U.S. Classification73/514.32, 324/679
International ClassificationG01P15/125
Cooperative ClassificationG01D5/2417, G01D5/24, G01R27/2605, G01P15/125
European ClassificationG01P15/125, G01R27/26B, G01D5/241D, G01D5/24
Legal Events
DateCodeEventDescription
Dec 21, 2006ASAssignment
Owner name: DENSO CORPORATION, JAPAN

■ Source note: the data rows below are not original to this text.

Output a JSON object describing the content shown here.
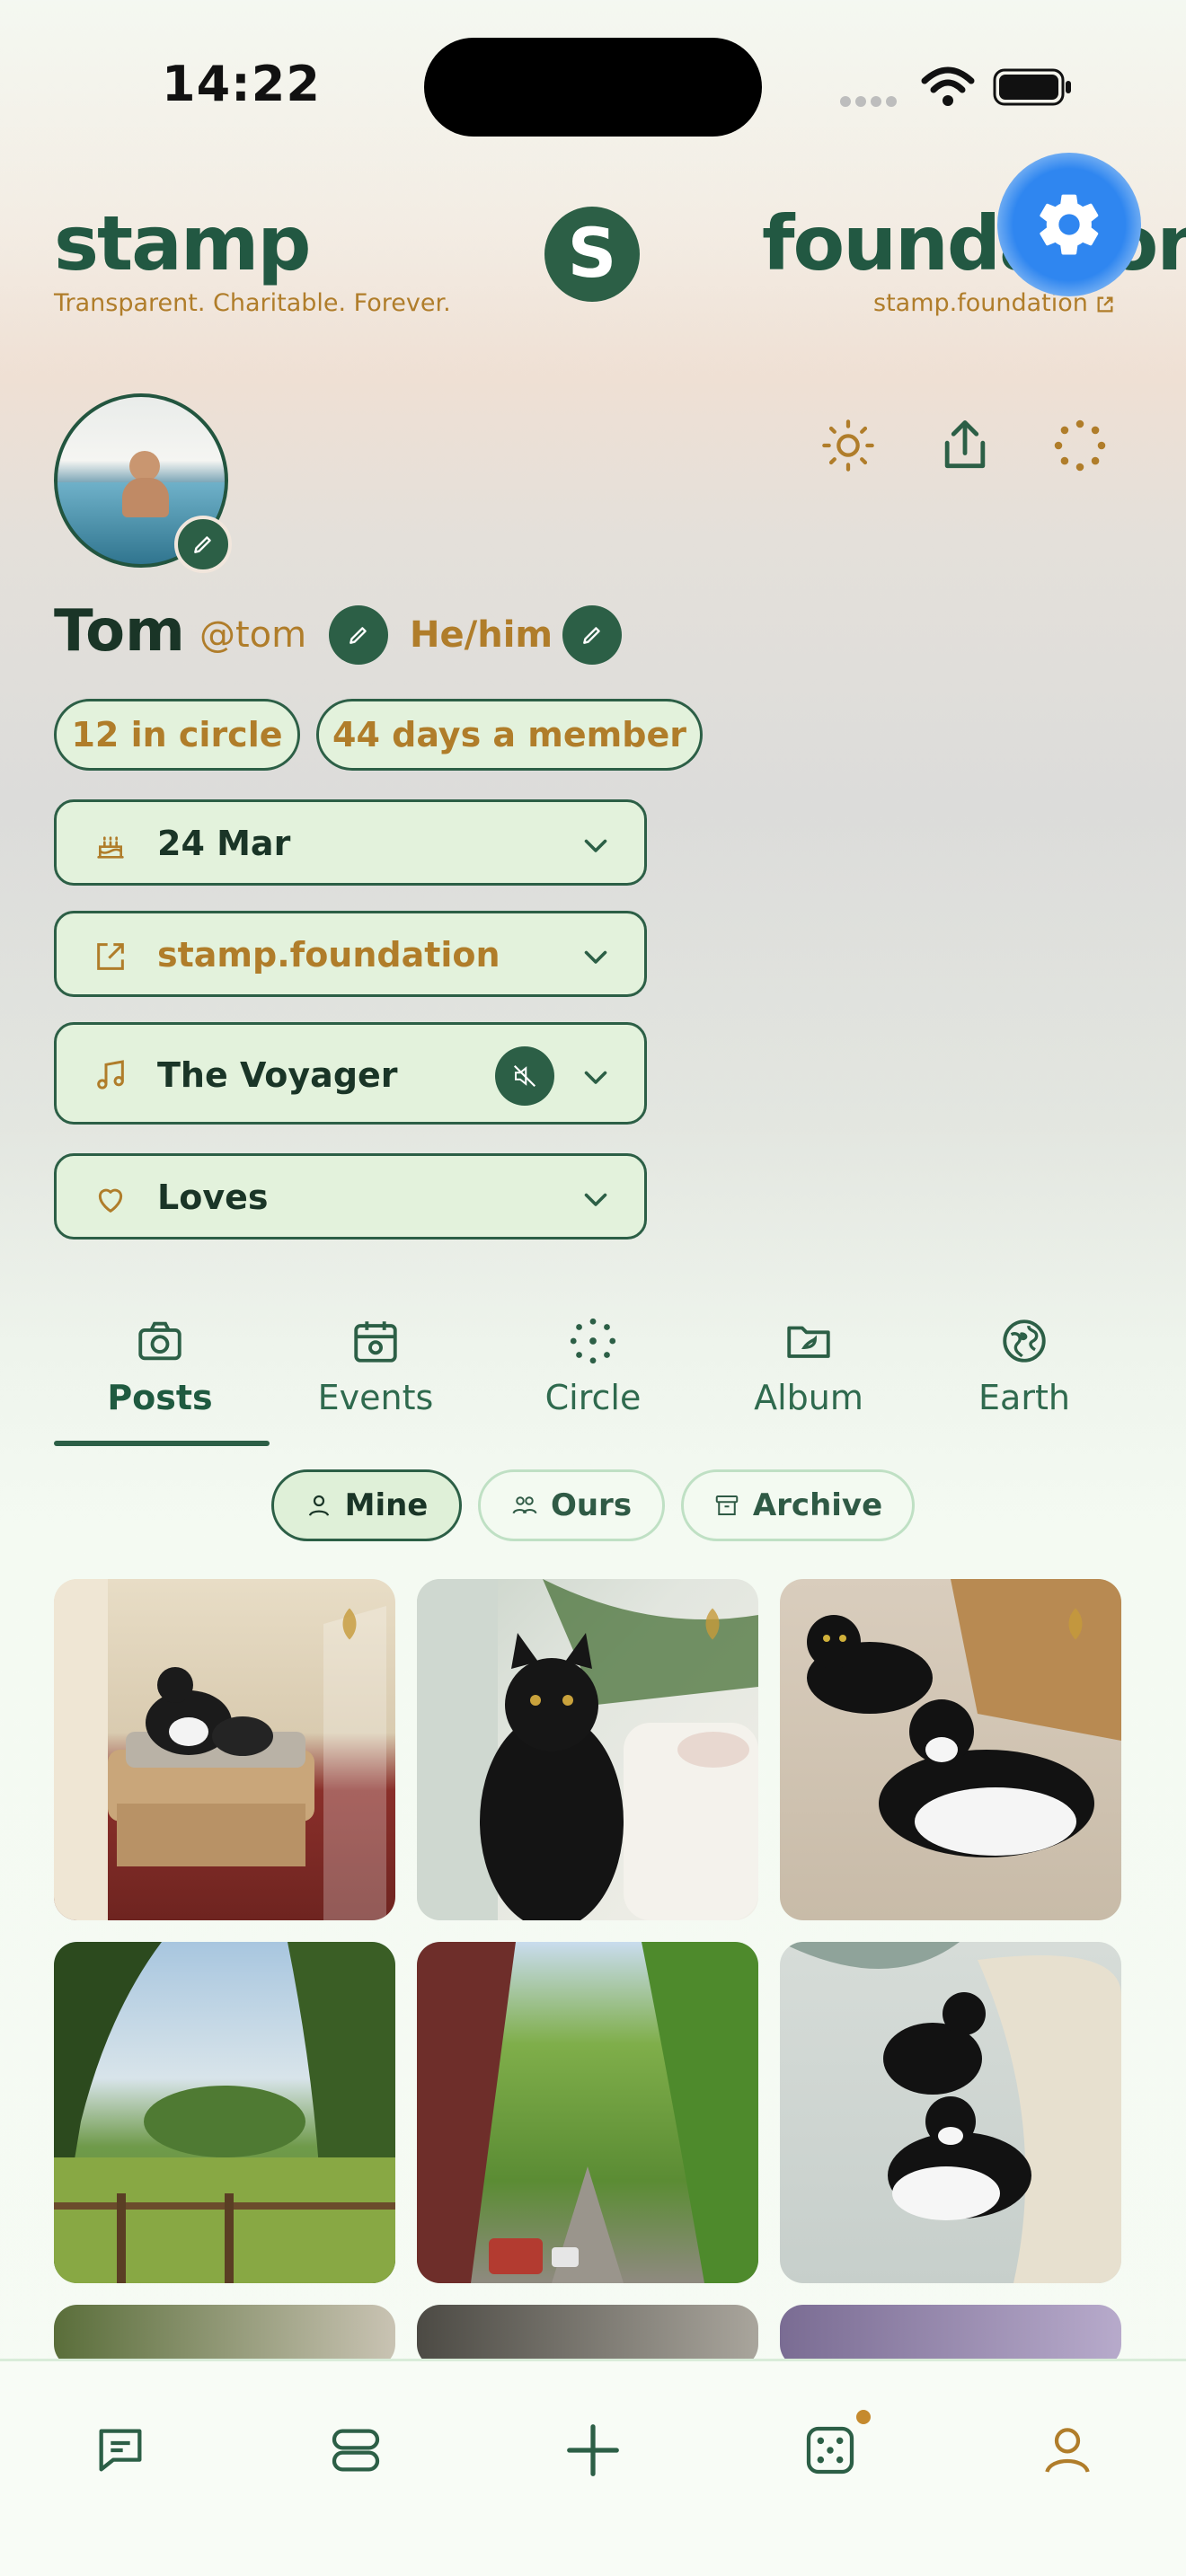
{
  "status_bar": {
    "time": "14:22"
  },
  "header": {
    "brand_left": "stamp",
    "tagline": "Transparent. Charitable. Forever.",
    "logo_letter": "S",
    "brand_right": "foundation",
    "site_link": "stamp.foundation"
  },
  "profile": {
    "name": "Tom",
    "handle": "@tom",
    "pronouns": "He/him",
    "circle_count": "12 in circle",
    "member_for": "44 days a member",
    "birthday": "24 Mar",
    "website": "stamp.foundation",
    "song": "The Voyager",
    "loves": "Loves"
  },
  "tabs": [
    {
      "label": "Posts",
      "icon": "camera-icon",
      "active": true
    },
    {
      "label": "Events",
      "icon": "calendar-icon",
      "active": false
    },
    {
      "label": "Circle",
      "icon": "dots-circle-icon",
      "active": false
    },
    {
      "label": "Album",
      "icon": "folder-icon",
      "active": false
    },
    {
      "label": "Earth",
      "icon": "globe-icon",
      "active": false
    }
  ],
  "filters": [
    {
      "label": "Mine",
      "icon": "person-icon",
      "active": true
    },
    {
      "label": "Ours",
      "icon": "people-icon",
      "active": false
    },
    {
      "label": "Archive",
      "icon": "archive-icon",
      "active": false
    }
  ],
  "photos": [
    {
      "subject": "cats on wicker footstool",
      "marked": true
    },
    {
      "subject": "black cat licking paw",
      "marked": true
    },
    {
      "subject": "two cats on carpet",
      "marked": true
    },
    {
      "subject": "park meadow with fence",
      "marked": false
    },
    {
      "subject": "tree-lined street",
      "marked": false
    },
    {
      "subject": "two cats beside sofa",
      "marked": false
    }
  ],
  "bottom_nav": [
    "chat-icon",
    "feed-icon",
    "add-icon",
    "dice-icon",
    "profile-icon"
  ],
  "colors": {
    "primary": "#2c5f46",
    "accent": "#b07d2a",
    "surface": "#e3f2dc",
    "fab": "#2f86f0"
  }
}
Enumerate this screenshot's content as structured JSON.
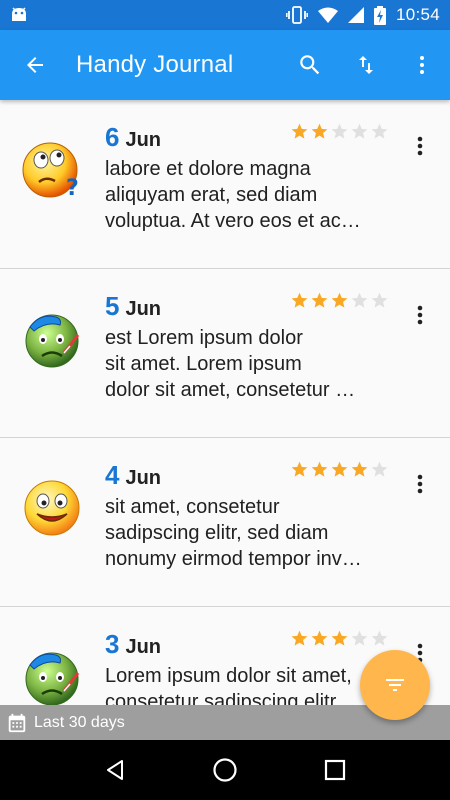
{
  "status_bar": {
    "time": "10:54",
    "icons": [
      "android-icon",
      "vibrate-icon",
      "wifi-icon",
      "signal-icon",
      "battery-charging-icon"
    ]
  },
  "app_bar": {
    "title": "Handy Journal",
    "actions": [
      "search-icon",
      "sort-icon",
      "more-vert-icon"
    ],
    "background": "#2196f3"
  },
  "entries": [
    {
      "day": "6",
      "month": "Jun",
      "rating": 2,
      "max_rating": 5,
      "mood_icon": "confused-face-icon",
      "lines": [
        "labore et dolore magna",
        "aliquyam erat, sed diam",
        "voluptua. At vero eos et ac…"
      ]
    },
    {
      "day": "5",
      "month": "Jun",
      "rating": 3,
      "max_rating": 5,
      "mood_icon": "sick-face-icon",
      "lines": [
        "est Lorem ipsum dolor",
        "sit amet. Lorem ipsum",
        "dolor sit amet, consetetur …"
      ]
    },
    {
      "day": "4",
      "month": "Jun",
      "rating": 4,
      "max_rating": 5,
      "mood_icon": "happy-face-icon",
      "lines": [
        "sit amet, consetetur",
        "sadipscing elitr, sed diam",
        "nonumy eirmod tempor inv…"
      ]
    },
    {
      "day": "3",
      "month": "Jun",
      "rating": 3,
      "max_rating": 5,
      "mood_icon": "sick-face-icon",
      "lines": [
        "Lorem ipsum dolor sit amet,",
        "consetetur sadipscing elitr,",
        ""
      ]
    }
  ],
  "fab": {
    "icon": "filter-list-icon",
    "color": "#ffb74d"
  },
  "filter": {
    "label": "Last 30 days",
    "icon": "calendar-icon"
  },
  "nav_bar": {
    "buttons": [
      "back-triangle-icon",
      "home-circle-icon",
      "recents-square-icon"
    ]
  },
  "colors": {
    "star_filled": "#f9a825",
    "star_empty": "#e0e0e0",
    "date_accent": "#1976d2"
  }
}
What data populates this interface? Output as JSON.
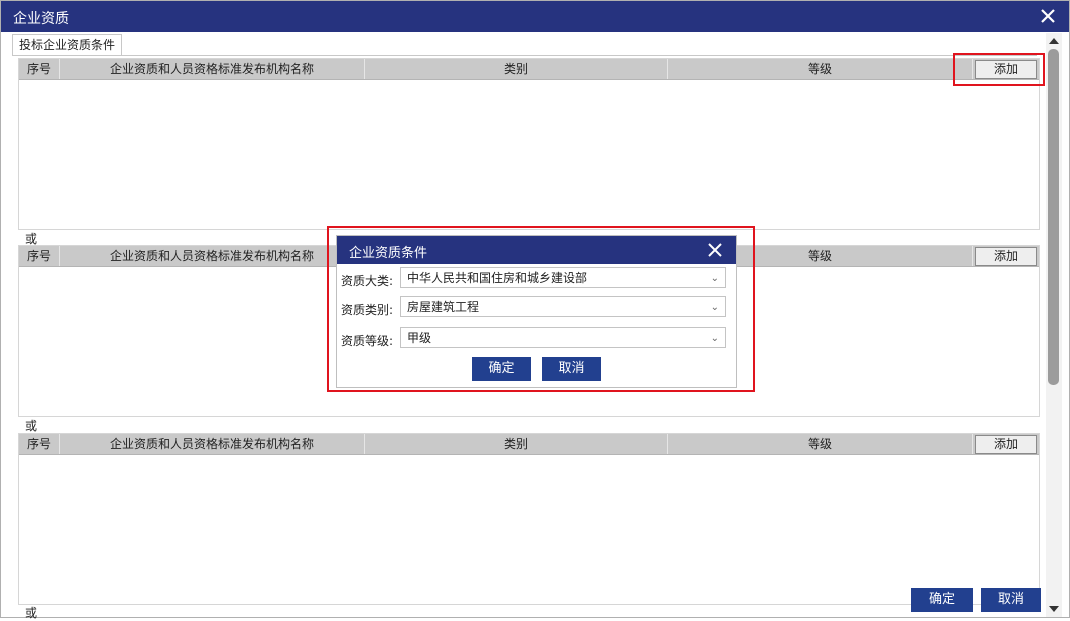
{
  "window": {
    "title": "企业资质"
  },
  "tab": {
    "label": "投标企业资质条件"
  },
  "columns": [
    "序号",
    "企业资质和人员资格标准发布机构名称",
    "类别",
    "等级"
  ],
  "add_label": "添加",
  "or_label": "或",
  "footer": {
    "confirm": "确定",
    "cancel": "取消"
  },
  "dialog": {
    "title": "企业资质条件",
    "fields": [
      {
        "label": "资质大类:",
        "value": "中华人民共和国住房和城乡建设部"
      },
      {
        "label": "资质类别:",
        "value": "房屋建筑工程"
      },
      {
        "label": "资质等级:",
        "value": "甲级"
      }
    ],
    "confirm": "确定",
    "cancel": "取消"
  },
  "colors": {
    "titlebar": "#26337f",
    "button": "#22408f",
    "highlight": "#e0141e",
    "header": "#c9c9c9"
  }
}
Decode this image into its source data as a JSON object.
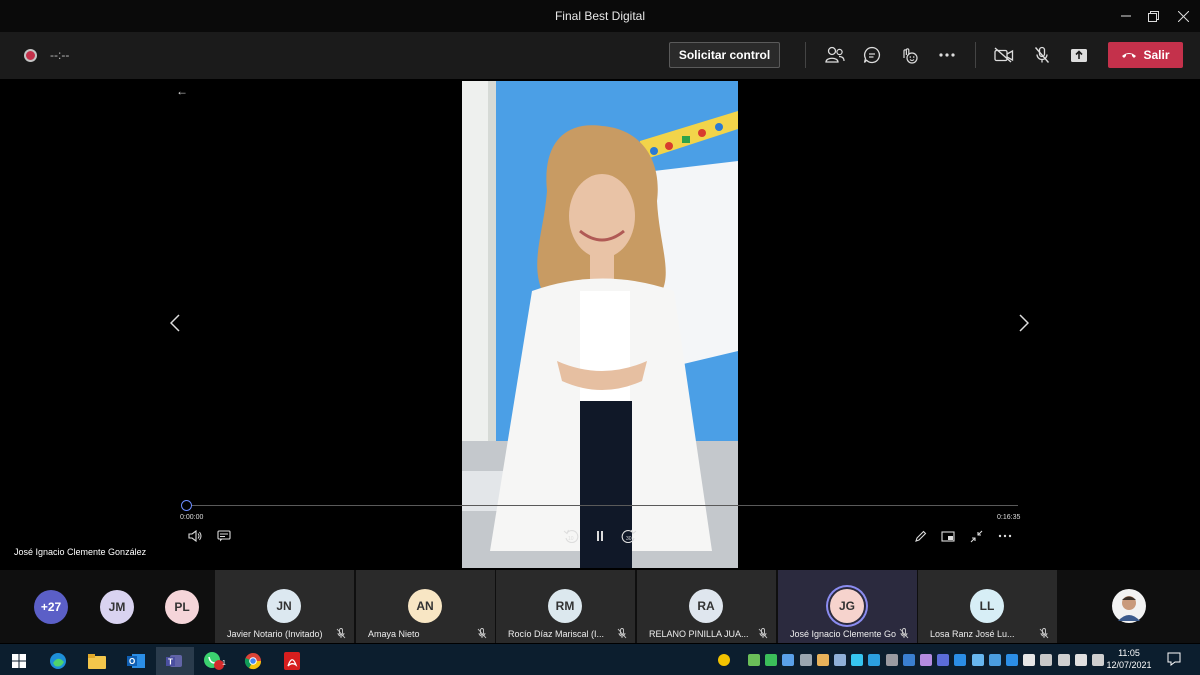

Free format text: ASSIGNMENT OF ASSIGNORS INTEREST;ASSIGNORS:UMEMURA, AKINOBU;HAYAKAWA, JUNJI;REEL/FRAME:018735/0920
Effective date: 20061129
Mar 11, 2013FPAYFee payment
Year of fee payment: 4